### WORK ITEM
Copy each line of the entries beneath that contains the word "复制映像文件到内存".

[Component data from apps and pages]
= = = =
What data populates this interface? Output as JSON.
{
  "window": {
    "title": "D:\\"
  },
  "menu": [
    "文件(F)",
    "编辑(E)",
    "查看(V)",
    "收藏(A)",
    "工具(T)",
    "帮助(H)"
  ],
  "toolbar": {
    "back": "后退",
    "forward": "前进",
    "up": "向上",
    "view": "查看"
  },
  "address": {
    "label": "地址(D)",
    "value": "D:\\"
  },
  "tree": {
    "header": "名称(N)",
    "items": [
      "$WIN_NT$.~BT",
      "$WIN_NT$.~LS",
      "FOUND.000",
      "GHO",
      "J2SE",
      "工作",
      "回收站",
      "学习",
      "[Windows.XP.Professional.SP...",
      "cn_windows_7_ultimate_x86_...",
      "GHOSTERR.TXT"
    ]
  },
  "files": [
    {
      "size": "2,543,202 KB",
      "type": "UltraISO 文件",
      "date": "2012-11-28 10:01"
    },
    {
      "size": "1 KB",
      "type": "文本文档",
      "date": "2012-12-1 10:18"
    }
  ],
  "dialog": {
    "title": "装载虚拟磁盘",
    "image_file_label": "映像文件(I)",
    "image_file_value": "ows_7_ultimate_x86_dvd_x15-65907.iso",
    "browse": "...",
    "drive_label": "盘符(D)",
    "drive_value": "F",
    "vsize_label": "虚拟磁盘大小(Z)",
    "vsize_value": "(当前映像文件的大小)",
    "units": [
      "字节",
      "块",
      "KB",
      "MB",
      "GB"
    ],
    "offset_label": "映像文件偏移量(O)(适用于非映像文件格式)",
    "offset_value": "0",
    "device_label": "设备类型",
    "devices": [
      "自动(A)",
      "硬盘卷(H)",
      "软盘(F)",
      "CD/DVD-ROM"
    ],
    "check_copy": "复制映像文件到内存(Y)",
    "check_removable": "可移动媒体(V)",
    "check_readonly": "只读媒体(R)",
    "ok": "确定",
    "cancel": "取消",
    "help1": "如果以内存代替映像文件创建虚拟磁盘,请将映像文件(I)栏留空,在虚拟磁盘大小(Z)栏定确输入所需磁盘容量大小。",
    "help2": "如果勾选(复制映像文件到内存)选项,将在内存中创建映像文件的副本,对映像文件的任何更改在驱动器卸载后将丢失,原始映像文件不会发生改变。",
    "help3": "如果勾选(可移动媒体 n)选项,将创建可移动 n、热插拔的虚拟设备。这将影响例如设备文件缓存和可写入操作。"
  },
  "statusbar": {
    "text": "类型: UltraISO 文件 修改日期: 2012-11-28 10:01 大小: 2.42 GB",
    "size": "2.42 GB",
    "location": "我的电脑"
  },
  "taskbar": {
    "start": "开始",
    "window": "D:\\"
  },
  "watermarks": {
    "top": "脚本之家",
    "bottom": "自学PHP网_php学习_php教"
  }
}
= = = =
### RESPONSE FOR THIS EXERCISE
    "check_copy": "复制映像文件到内存(Y)",
    "help2": "如果勾选(复制映像文件到内存)选项,将在内存中创建映像文件的副本,对映像文件的任何更改在驱动器卸载后将丢失,原始映像文件不会发生改变。",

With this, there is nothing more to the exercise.